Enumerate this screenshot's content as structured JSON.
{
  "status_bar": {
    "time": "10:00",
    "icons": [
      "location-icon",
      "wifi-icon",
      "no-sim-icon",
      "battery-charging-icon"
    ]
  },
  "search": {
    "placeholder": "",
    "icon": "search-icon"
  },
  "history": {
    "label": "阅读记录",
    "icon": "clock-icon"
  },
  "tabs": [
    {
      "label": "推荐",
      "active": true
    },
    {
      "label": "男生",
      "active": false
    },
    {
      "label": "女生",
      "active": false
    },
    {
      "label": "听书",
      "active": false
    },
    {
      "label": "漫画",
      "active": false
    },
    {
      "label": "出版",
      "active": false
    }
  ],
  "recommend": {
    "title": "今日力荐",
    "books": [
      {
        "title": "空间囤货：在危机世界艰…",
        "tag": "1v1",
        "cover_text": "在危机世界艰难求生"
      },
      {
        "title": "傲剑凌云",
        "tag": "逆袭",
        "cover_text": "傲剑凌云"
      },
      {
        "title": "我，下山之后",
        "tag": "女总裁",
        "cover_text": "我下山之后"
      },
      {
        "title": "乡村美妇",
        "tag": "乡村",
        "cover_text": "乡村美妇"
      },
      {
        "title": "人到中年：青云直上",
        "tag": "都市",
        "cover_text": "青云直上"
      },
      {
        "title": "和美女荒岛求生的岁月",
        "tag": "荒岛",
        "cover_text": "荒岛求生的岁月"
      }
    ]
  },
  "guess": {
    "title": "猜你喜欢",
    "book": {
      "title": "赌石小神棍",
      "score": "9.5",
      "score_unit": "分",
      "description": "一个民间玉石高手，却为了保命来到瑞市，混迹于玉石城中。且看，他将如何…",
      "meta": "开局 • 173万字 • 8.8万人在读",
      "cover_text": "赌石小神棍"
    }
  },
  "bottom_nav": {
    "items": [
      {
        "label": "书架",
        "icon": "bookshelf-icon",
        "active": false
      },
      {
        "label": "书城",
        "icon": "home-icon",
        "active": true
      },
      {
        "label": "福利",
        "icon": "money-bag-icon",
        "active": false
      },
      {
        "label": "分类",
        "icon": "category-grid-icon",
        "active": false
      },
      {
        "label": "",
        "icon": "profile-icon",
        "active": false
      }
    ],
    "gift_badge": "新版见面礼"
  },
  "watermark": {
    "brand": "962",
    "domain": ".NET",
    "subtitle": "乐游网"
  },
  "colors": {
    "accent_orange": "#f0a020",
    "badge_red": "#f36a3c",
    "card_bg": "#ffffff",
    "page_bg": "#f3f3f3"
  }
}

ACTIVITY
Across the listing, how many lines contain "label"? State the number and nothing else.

RESPONSE TO THIS TASK
12